Seven recommendations were made following this study. First, hardware and software should match the users if the diskettes are used as a survey medium. The difference in hardware and software configuration between the diskette-based survey medium and that of the technology users prevented the completion of the diskette-based media approach for several people who were contacted by follow-up phone calls. Technology users in this study were unwilling to bear the burden of converting from one size floppy diskette to another or locating a machine that had a compatible drive. Second, a handwritten cover page and a real stamp on the return mailer should be used. The survey administrators thought that this was an important feature of this survey and should be used in future surveys. Third, a preview letter should be used to save costs. Once contact between the survey administrators and a user was made by the preview letter response rates improved. The preview letter responses could be used to let respondents indicate what size diskette they need so that only the correct diskette would be mailed. The use of a preview letter could also help researchers find people who are more likely to respond. Fewer diskettes are mailed and returned diskettes can be recycled. Fourth, attractive incentives should be offered for surveys that use diskettes. The incentive has to motivate users to solve technical problems when these arise.
Fifth, an eight week collection period should be used to give researchers time to contact delinquent users and solve hardware and software problems. Sixth, users should be technologically oriented. Seventh, the appearance of the instrument should be attractive. The writer valued the promotional impact of the diskette and thinks that it could outweigh poor response rates when advertising and promotion goals are important. Commercial printing services should be used to add this feature to the instrument.
The survey instrument was tested at Davis Publications, Incorporated (Davis), Worcester Massachusetts. Survey administrators and personnel at Davis were pleased with the appearance of the physical diskette and the programmed software on it. The personnel in the Public Relations and the Marketing Departments at Davis thought that the instrument had prestige value. They are interested in use of the medium in future projects.

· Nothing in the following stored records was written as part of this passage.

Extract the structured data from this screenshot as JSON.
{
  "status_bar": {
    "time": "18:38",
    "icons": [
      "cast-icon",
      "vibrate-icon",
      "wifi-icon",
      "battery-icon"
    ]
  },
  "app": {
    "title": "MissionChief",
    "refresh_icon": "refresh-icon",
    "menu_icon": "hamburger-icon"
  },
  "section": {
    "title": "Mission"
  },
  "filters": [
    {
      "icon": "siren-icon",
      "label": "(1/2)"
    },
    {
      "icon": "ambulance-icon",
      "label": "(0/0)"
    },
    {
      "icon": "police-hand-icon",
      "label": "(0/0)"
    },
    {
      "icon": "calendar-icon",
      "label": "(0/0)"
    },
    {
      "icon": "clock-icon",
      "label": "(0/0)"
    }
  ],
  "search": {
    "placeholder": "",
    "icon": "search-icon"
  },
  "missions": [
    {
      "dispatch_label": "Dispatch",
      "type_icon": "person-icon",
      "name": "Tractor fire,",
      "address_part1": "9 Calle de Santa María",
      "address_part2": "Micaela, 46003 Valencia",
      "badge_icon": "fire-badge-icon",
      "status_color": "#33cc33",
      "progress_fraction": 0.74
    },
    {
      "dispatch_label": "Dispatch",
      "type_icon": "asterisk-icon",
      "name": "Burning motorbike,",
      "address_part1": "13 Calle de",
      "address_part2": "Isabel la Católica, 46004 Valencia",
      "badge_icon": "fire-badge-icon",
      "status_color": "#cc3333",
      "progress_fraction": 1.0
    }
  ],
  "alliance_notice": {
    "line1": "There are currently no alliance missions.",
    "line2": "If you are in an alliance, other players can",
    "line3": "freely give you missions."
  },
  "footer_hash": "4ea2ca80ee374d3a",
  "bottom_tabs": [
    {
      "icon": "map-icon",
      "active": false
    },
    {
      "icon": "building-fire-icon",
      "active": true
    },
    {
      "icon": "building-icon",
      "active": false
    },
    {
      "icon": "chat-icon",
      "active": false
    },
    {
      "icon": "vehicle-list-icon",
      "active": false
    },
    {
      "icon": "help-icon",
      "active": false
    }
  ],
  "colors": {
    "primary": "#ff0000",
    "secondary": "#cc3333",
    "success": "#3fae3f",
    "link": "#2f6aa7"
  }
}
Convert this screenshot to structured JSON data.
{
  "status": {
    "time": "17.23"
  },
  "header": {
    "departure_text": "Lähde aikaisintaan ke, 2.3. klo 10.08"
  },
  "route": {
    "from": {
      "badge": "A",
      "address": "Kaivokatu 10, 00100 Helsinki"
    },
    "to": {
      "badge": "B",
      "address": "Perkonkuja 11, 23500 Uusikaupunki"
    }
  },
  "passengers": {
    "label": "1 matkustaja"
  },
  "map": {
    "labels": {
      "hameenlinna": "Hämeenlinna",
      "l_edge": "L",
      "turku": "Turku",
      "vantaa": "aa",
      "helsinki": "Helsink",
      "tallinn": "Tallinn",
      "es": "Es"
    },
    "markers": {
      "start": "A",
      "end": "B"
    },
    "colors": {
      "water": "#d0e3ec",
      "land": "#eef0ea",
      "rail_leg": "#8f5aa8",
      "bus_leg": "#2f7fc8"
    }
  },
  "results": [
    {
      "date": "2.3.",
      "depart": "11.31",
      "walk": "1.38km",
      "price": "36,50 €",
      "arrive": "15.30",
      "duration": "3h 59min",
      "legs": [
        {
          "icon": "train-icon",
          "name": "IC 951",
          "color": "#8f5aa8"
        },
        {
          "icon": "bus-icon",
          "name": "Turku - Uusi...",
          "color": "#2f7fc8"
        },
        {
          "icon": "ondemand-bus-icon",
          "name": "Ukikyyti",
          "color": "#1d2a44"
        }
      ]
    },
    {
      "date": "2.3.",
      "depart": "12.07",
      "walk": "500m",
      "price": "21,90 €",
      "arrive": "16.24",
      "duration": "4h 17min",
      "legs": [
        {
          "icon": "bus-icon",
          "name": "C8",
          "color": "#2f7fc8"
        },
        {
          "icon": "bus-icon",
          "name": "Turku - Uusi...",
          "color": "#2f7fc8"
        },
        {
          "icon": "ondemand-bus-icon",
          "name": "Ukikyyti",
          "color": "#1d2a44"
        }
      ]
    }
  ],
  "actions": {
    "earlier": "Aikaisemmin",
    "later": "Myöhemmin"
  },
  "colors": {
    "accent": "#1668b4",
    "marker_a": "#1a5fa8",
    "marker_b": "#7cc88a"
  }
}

Michael Thombs. 1989. An Instrument for the Distribution and collection of Data Using Computer-Based Technology. Doctoral dissertation. Nova Southeastern University. Retrieved from NSUWorks, Center for Computer and Information Sciences. (881)